Although oak trees are uniquely suited to the Iowa climate and landscape, many suffer from a variety of ailments stemming from insects, fungal problems, and disease. On this Horticulture Day edition of Talk of Iowa, the director of the Insect and Plant Diagnostic Clinic at Iowa State University, Laura Iles, explains common effects of insects on oak trees. She says that after dry weather lace bugs can contribute to the yellowing of leaves. Lace bugs can be identified as black spots underneath yellow leaves, but Iles says it isn't a major concern and recommends not worrying. Lina Rodriguez Salamanca, a plant pathologist and diagnotician at the Plant and Insect Diagnostic Clinic, discusses fungal problems affecting oak trees. She says she has seen a lot of Botryosphaeria Cankers, which cause the ends of branches to turn brown. According to Salamanca, there isn't much to do besides properly mulching and pruning the tree. However, Salamanca recomends waiting until winter to cut branches to

How To Grow Hibiscus Flowers In Iowa

Fri, 08/09/2019 - 14:01
Hibiscus blooms can be big and showy, or small and delicate. Growing hibiscus can be an easy way to add a little bit of exotic beauty to your yard or garden. On this horticulture day edition of Talk of Iowa , host Charity Nebbe and Cindy Haynes, Associate Professor of Horticulture at Iowa State University, chat about how to grow sun-loving, flowering hibiscus plants in Iowa. Hardier hibiscuses do well in well-drained soils outdoors. They die back during the winter and come back during late spring. Tropical hibiscus can survive on a patio in the summer, but need to be brought indoors in September. Haynes recommends checking them for insects before bringing them in. Our horticulture experts also answer questions from listeners. Guests include : Richard Jauron: Extension Horticulture Specialist at Iowa State University Cindy Haynes: Associate Professor of Horticulture at Iowa State University

Cultivating Plant And Tree Collections

Mon, 08/05/2019 - 09:30
On this edition of Horticulture Day on Talk of Iowa, h ost Charity Nebbe and Michael Dosmann, Keeper of the Arnold Arboretum, discuss how plant collections are cultivated and evolve.
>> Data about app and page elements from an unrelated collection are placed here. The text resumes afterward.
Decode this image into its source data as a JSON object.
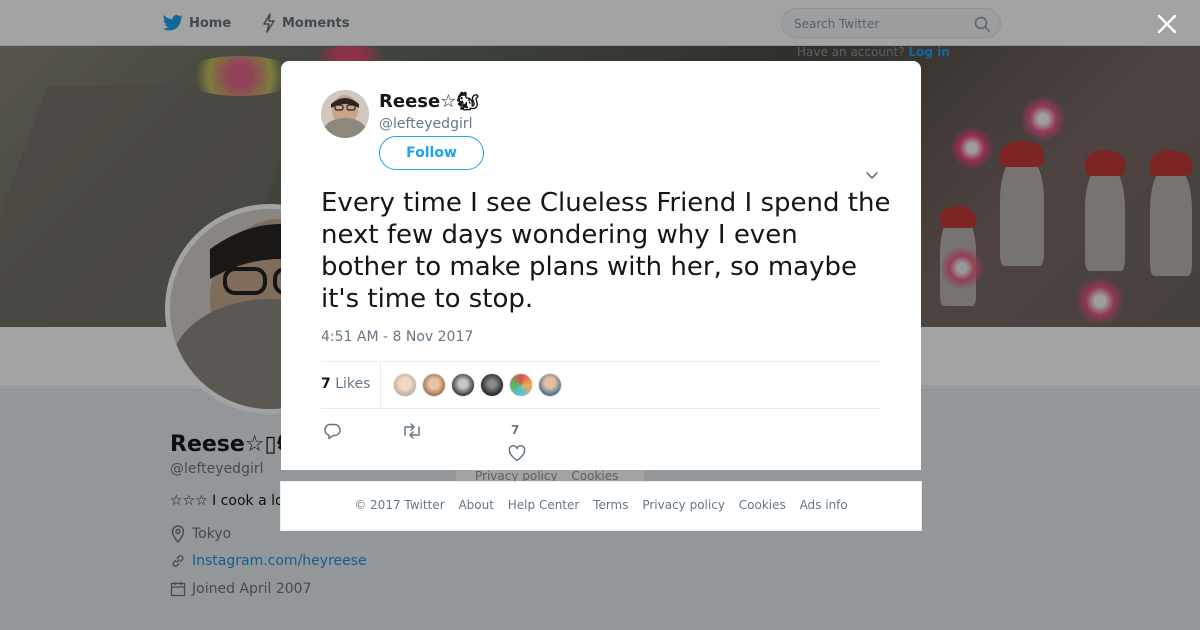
{
  "nav": {
    "home_label": "Home",
    "moments_label": "Moments"
  },
  "search": {
    "placeholder": "Search Twitter"
  },
  "account": {
    "prompt": "Have an account?",
    "login_label": "Log in"
  },
  "profile": {
    "name": "Reese☆▯🐿",
    "handle": "@lefteyedgirl",
    "bio": "☆☆☆ I cook a lot",
    "location": "Tokyo",
    "link": "Instagram.com/heyreese",
    "joined": "Joined April 2007"
  },
  "background_footer": {
    "privacy": "Privacy policy",
    "cookies": "Cookies"
  },
  "tweet": {
    "author_name": "Reese☆🐿",
    "author_handle": "@lefteyedgirl",
    "follow_label": "Follow",
    "text": "Every time I see Clueless Friend I spend the next few days wondering why I even bother to make plans with her, so maybe it's time to stop.",
    "timestamp": "4:51 AM - 8 Nov 2017",
    "likes_number": "7",
    "likes_word": "Likes",
    "like_action_count": "7"
  },
  "footer": {
    "copyright": "© 2017 Twitter",
    "links": [
      "About",
      "Help Center",
      "Terms",
      "Privacy policy",
      "Cookies",
      "Ads info"
    ]
  },
  "colors": {
    "accent": "#1da1f2",
    "link": "#1b95e0",
    "muted_text": "#657786",
    "overlay": "rgba(0,0,0,0.36)"
  },
  "icons": [
    "twitter-bird-icon",
    "lightning-icon",
    "search-icon",
    "close-icon",
    "chevron-down-icon",
    "reply-icon",
    "retweet-icon",
    "heart-icon",
    "location-pin-icon",
    "link-icon",
    "calendar-icon"
  ]
}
They converse on starting and maintaining museums of trees, such as the Brenton Arboretum in Dallas Center, Iowa that has been developing for just about 20 years. Dosmann says the need for plant exploration and collection has never been greater, since he says one out of five plants globally are threatened with extinction. "Some of these plants are blinking out in front of our eyes," Dosmann says. "And so a lot of botanical gardens around the world are mustering resources to go and botanize and explore some areas of the world and collect seeds and bring them back into cultivation just in case they blink out of existence in nature." Later on, horticulture experts answer questions from callers regarding their plants and gardens. Guests include: Michael Dosmann: Keeper of the Living Collections at Arnold